**EXERCISE BRIEF**
Exact copy, no pictures: reproduce the lines from the one that holds "Parse this screenshot: output" through the end of the entries.

**AVAILABLE DATA**
-- -- --

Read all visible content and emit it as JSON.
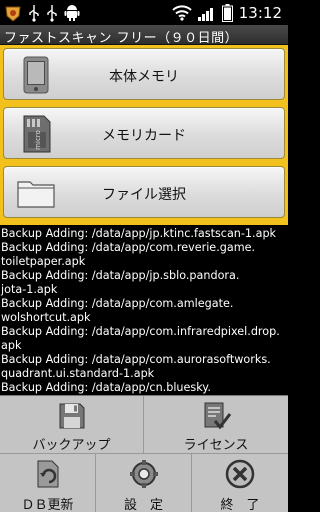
{
  "status_bar": {
    "time": "13:12",
    "icons": [
      "app-badge-icon",
      "usb-icon",
      "usb-icon",
      "android-icon",
      "wifi-icon",
      "signal-icon",
      "battery-icon"
    ]
  },
  "title": "ファストスキャン フリー（９０日間）",
  "buttons": [
    {
      "label": "本体メモリ",
      "icon": "phone-icon"
    },
    {
      "label": "メモリカード",
      "icon": "sd-card-icon"
    },
    {
      "label": "ファイル選択",
      "icon": "folder-icon"
    }
  ],
  "log_lines": [
    "Backup Adding: /data/app/jp.ktinc.fastscan-1.apk",
    "Backup Adding: /data/app/com.reverie.game.",
    "toiletpaper.apk",
    "Backup Adding: /data/app/jp.sblo.pandora.",
    "jota-1.apk",
    "Backup Adding: /data/app/com.amlegate.",
    "wolshortcut.apk",
    "Backup Adding: /data/app/com.infraredpixel.drop.",
    "apk",
    "Backup Adding: /data/app/com.aurorasoftworks.",
    "quadrant.ui.standard-1.apk",
    "Backup Adding: /data/app/cn.bluesky."
  ],
  "menu": {
    "backup": "バックアップ",
    "license": "ライセンス",
    "db_update": "ＤＢ更新",
    "settings": "設　定",
    "exit": "終　了"
  },
  "colors": {
    "panel": "#f3c11d",
    "background": "#000000"
  }
}
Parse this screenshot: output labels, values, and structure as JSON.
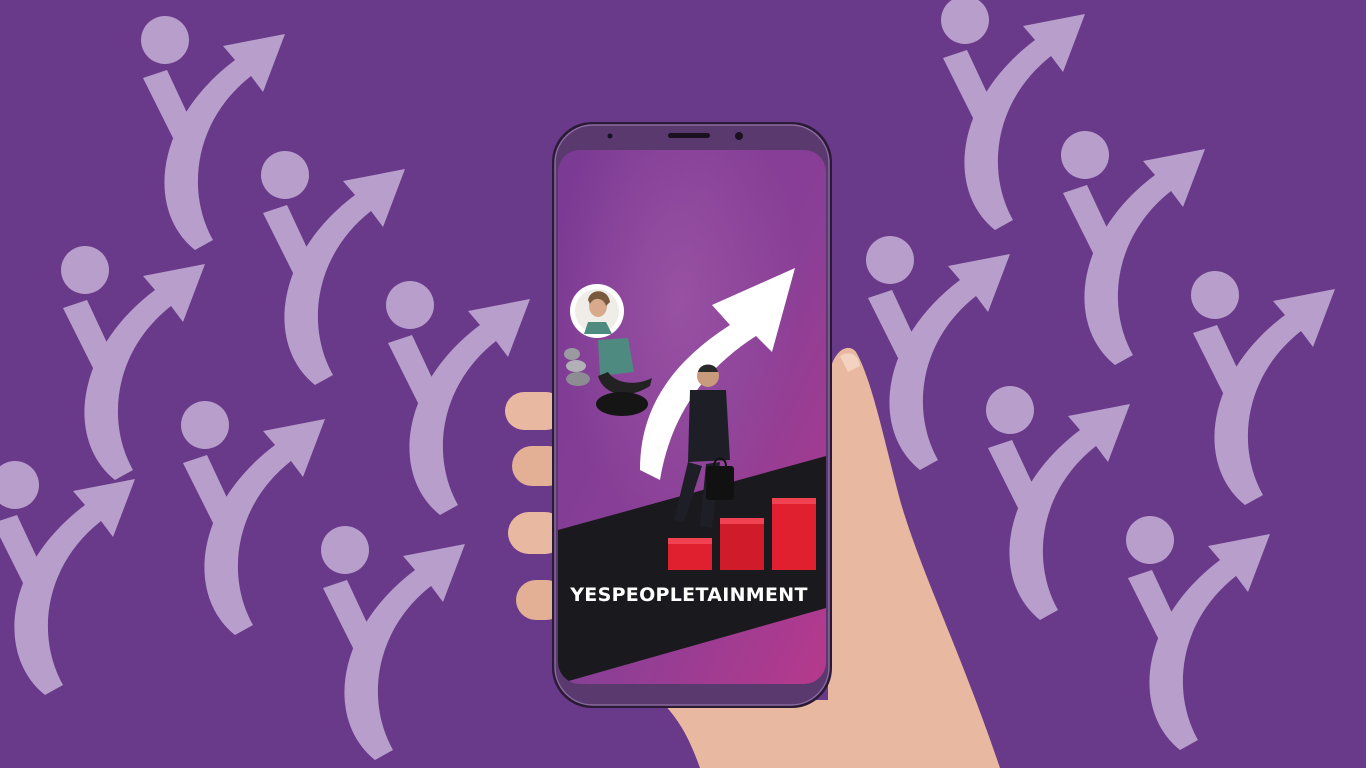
{
  "brand": {
    "name": "YESPEOPLETAINMENT"
  },
  "colors": {
    "background": "#6a3a8a",
    "pattern": "#b79ecb",
    "phone_frame": "#5a3a6e",
    "screen_purple": "#8a3f96",
    "screen_magenta": "#b6398c",
    "band_dark": "#1a1a1e",
    "bars_red": "#e0202e",
    "skin": "#e8b9a0"
  },
  "icons": [
    "info-arrow-logo-icon",
    "growth-arrow-icon",
    "bar-chart-icon"
  ]
}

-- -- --

**THE ANSWER**
Parse this screenshot: output labels, values, and structure as JSON.
{
  "brand": {
    "name": "YESPEOPLETAINMENT"
  },
  "colors": {
    "background": "#6a3a8a",
    "pattern": "#b79ecb",
    "phone_frame": "#5a3a6e",
    "screen_purple": "#8a3f96",
    "screen_magenta": "#b6398c",
    "band_dark": "#1a1a1e",
    "bars_red": "#e0202e",
    "skin": "#e8b9a0"
  },
  "icons": [
    "info-arrow-logo-icon",
    "growth-arrow-icon",
    "bar-chart-icon"
  ]
}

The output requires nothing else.